Justice Philip Waki has defended the ICC process but also called for creation of a local tribunal to try other suspects.
Justice Waki, who chaired the commission of inquiry into the post-election violence, termed the International Criminal Court process as the only “insurance” for the victims in the event that the government fails to try the suspected masterminds.
The Court of Appeal judge used a meeting on domestic accountability for crimes on Wednesday to press the case for the establishment of a local tribunal to try other suspected perpetrators of the post-poll chaos, saying the ICC could only prosecute those who bear the greatest responsibility.
Those facing charges at the court are Deputy Prime Minister Uhuru Kenyatta, Eldoret North MP William Ruto, Tinderet MP Henry Kosgey, public service boss Francis Muthaura, former police commissioner Hussein Ali and radio presenter Joshua Sang.
On Wednesday, Justice Waki said it was important that the country sets up a mechanism to try perpetrators and deliver justice to the victims.

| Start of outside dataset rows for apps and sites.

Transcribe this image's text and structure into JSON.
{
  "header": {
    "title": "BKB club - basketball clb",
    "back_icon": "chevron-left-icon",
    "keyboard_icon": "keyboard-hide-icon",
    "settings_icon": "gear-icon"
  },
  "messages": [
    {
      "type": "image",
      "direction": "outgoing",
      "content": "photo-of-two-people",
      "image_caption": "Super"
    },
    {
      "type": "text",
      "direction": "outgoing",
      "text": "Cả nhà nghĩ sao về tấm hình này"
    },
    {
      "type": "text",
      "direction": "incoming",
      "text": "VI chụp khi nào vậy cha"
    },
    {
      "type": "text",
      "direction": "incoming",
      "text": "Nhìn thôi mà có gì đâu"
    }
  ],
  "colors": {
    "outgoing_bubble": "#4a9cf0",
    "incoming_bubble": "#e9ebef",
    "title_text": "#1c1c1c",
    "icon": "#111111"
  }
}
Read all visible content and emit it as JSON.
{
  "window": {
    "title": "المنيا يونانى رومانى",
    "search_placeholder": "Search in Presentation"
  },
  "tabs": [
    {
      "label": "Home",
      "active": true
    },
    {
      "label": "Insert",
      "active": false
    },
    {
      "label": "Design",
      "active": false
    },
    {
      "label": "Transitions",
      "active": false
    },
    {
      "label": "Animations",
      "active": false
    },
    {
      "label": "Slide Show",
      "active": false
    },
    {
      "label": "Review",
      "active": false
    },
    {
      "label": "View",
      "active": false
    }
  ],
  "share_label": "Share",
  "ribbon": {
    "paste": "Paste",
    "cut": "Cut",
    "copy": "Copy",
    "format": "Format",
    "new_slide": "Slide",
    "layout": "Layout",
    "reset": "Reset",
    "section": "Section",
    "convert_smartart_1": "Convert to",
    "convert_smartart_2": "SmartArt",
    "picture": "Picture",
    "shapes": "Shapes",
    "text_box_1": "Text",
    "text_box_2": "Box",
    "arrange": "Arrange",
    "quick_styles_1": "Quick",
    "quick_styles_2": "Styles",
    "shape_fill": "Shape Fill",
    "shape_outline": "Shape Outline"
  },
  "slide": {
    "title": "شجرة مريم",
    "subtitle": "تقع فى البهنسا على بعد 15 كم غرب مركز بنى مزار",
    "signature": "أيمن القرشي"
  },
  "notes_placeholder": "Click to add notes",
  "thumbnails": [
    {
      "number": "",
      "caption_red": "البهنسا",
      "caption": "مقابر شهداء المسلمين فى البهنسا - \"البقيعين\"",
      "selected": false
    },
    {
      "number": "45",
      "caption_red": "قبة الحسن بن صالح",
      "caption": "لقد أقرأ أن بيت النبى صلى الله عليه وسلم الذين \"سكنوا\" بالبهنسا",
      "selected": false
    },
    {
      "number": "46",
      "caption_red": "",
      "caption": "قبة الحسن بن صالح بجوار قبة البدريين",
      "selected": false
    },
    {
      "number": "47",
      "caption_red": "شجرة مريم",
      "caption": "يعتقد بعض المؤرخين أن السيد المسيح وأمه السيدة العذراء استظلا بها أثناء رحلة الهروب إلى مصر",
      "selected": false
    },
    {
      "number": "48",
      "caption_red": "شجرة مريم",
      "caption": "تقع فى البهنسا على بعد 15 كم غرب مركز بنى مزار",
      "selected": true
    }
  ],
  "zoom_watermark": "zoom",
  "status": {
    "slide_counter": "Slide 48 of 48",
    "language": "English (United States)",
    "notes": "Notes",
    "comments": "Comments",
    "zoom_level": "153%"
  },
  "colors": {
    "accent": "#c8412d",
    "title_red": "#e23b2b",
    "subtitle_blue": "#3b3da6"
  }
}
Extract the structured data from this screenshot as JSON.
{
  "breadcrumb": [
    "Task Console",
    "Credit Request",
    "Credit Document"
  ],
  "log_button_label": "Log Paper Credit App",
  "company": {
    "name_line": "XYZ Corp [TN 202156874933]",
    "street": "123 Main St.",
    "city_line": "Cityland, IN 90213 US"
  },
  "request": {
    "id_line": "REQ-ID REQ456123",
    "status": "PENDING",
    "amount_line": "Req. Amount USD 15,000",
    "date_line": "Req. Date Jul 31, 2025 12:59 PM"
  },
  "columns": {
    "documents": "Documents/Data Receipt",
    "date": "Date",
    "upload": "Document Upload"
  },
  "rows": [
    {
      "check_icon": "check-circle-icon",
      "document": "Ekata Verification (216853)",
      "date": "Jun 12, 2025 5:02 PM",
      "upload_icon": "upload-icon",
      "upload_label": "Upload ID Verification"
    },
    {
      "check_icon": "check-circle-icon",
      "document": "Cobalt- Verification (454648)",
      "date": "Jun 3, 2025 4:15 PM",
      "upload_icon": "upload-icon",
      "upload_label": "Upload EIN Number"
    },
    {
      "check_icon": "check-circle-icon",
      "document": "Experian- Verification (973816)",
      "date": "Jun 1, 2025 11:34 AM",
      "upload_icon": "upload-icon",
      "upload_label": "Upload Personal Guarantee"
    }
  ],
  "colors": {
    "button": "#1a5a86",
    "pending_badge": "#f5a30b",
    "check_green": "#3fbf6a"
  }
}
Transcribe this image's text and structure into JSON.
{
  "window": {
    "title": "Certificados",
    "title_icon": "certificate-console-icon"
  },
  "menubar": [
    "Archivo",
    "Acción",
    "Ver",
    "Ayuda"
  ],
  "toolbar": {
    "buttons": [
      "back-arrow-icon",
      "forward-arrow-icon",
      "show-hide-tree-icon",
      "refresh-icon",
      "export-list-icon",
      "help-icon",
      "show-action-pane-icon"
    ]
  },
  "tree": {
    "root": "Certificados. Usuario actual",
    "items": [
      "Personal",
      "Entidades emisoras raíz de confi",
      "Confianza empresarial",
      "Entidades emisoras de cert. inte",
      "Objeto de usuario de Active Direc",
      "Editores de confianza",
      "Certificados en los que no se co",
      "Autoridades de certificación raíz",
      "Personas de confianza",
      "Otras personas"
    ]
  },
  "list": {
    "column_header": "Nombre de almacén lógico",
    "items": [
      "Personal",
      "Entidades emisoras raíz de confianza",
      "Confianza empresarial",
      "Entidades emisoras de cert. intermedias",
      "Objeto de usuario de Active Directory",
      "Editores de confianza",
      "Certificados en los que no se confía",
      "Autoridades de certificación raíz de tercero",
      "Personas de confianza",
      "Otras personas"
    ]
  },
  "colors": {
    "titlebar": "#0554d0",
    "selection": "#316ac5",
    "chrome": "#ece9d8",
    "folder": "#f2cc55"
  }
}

The judge’s position that the Penal Code cannot offer sufficient systems to prosecute or defend suspects is likely to ruffle feathers in the government, which insists that it has launched its own investigations with a view to prosecuting the “Ocampo Six” in Kenya.
“Should there be any questions about the genuineness of this investigation, the commissioner is ready to appear before the Pre-Trial Chamber to confirm and explain the investigative work that is presently being undertaken,” says a government document.
According to the document, the Kenyan Criminal Investigations Department is seeking the location of potential witnesses for interviews.